> **Excerpts from a dataset**
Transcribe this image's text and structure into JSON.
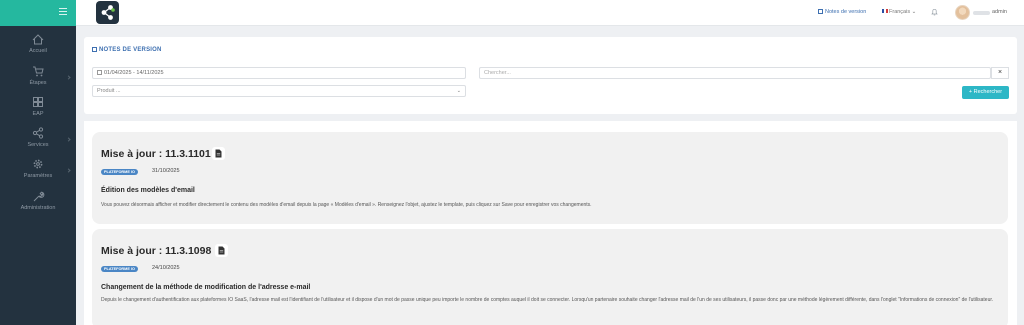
{
  "sidebar": {
    "items": [
      {
        "label": "Accueil",
        "icon": "home-icon"
      },
      {
        "label": "Étapes",
        "icon": "cart-icon"
      },
      {
        "label": "EAP",
        "icon": "grid-icon"
      },
      {
        "label": "Services",
        "icon": "share-icon"
      },
      {
        "label": "Paramètres",
        "icon": "gear-icon"
      },
      {
        "label": "Administration",
        "icon": "wrench-icon"
      }
    ]
  },
  "topbar": {
    "release_notes_label": "Notes de version",
    "language_label": "Français",
    "user_name": "admin"
  },
  "filters": {
    "section_title": "NOTES DE VERSION",
    "date_range": "01/04/2025 - 14/11/2025",
    "search_placeholder": "Chercher...",
    "clear_label": "×",
    "product_placeholder": "Produit ...",
    "search_button_label": "+ Rechercher"
  },
  "updates": [
    {
      "title": "Mise à jour : 11.3.1101",
      "badge": "PLATEFORME IO",
      "date": "31/10/2025",
      "heading": "Édition des modèles d'email",
      "description": "Vous pouvez désormais afficher et modifier directement le contenu des modèles d'email depuis la page « Modèles d'email ». Renseignez l'objet, ajustez le template, puis cliquez sur Save pour enregistrer vos changements."
    },
    {
      "title": "Mise à jour : 11.3.1098",
      "badge": "PLATEFORME IO",
      "date": "24/10/2025",
      "heading": "Changement de la méthode de modification de l'adresse e-mail",
      "description": "Depuis le changement d'authentification aux plateformes IO SaaS, l'adresse mail est l'identifiant de l'utilisateur et il dispose d'un mot de passe unique peu importe le nombre de comptes auquel il doit se connecter. Lorsqu'un partenaire souhaite changer l'adresse mail de l'un de ses utilisateurs, il passe donc par une méthode légèrement différente, dans l'onglet \"Informations de connexion\" de l'utilisateur."
    }
  ]
}
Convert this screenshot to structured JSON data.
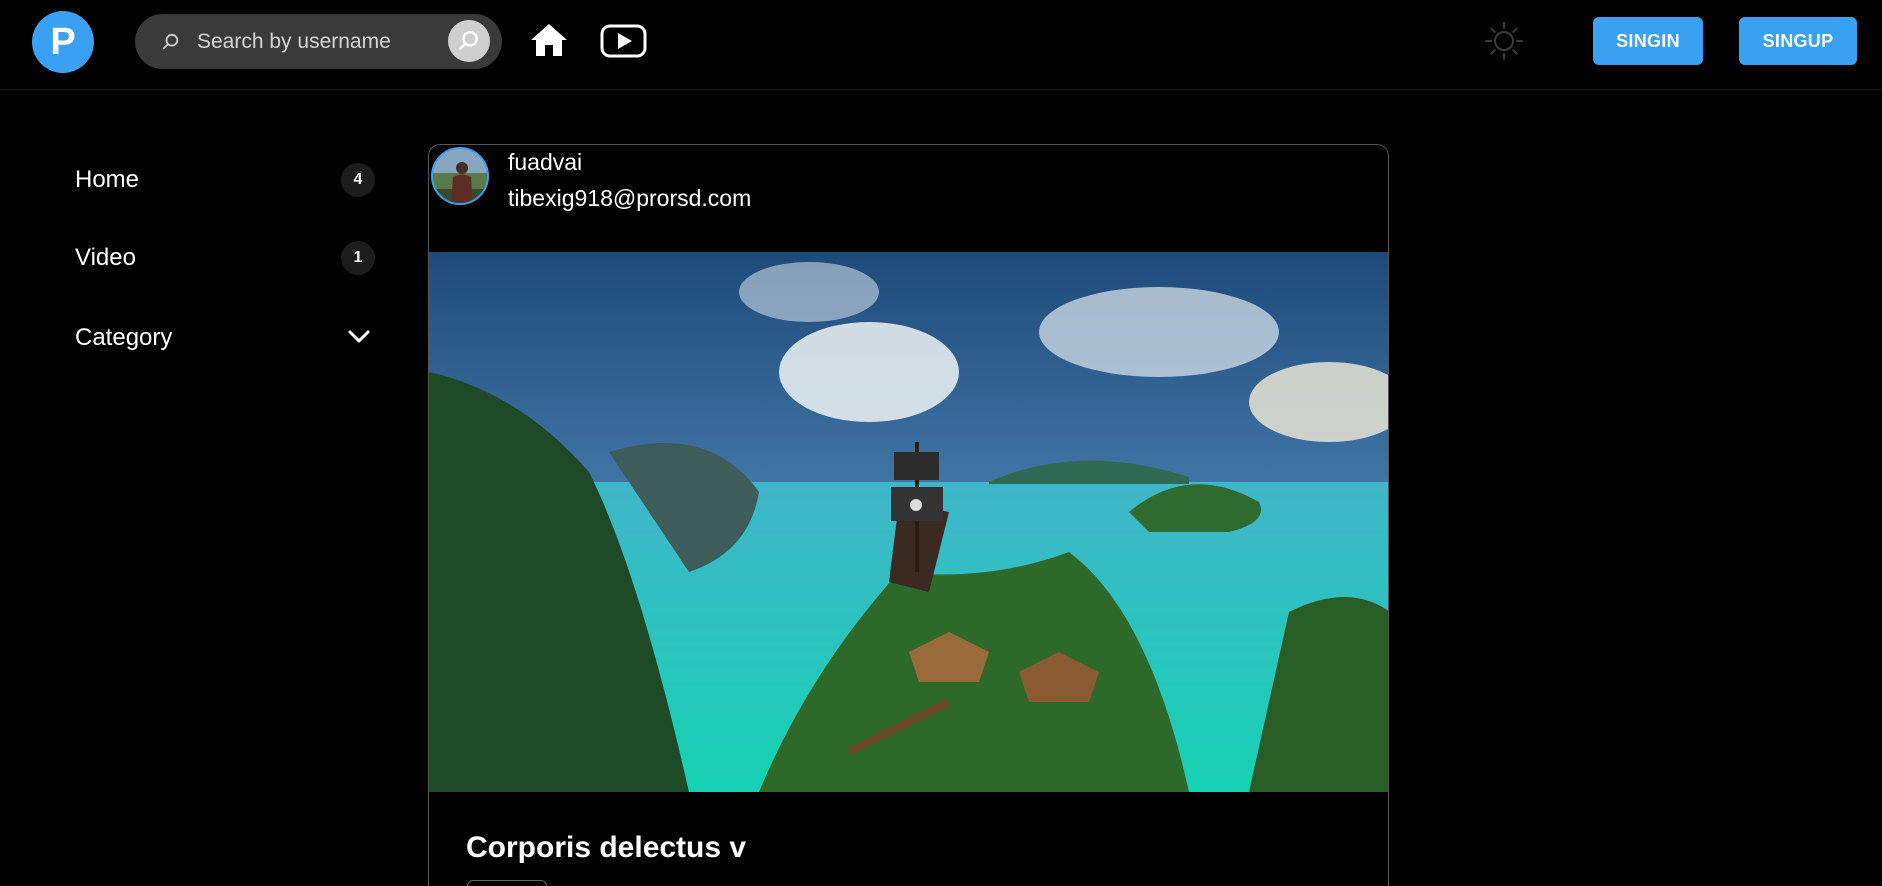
{
  "header": {
    "logo_letter": "P",
    "search_placeholder": "Search by username",
    "signin_label": "SINGIN",
    "signup_label": "SINGUP"
  },
  "sidebar": {
    "items": [
      {
        "label": "Home",
        "count": "4"
      },
      {
        "label": "Video",
        "count": "1"
      },
      {
        "label": "Category"
      }
    ]
  },
  "post": {
    "username": "fuadvai",
    "email": "tibexig918@prorsd.com",
    "title": "Corporis delectus v"
  },
  "colors": {
    "accent": "#3aa0f2",
    "background": "#000000",
    "search_bg": "#3a3a3a"
  },
  "icons": [
    "search-icon",
    "home-icon",
    "youtube-icon",
    "sun-icon",
    "chevron-down-icon"
  ]
}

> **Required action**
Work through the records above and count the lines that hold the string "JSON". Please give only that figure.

> **Task response**
2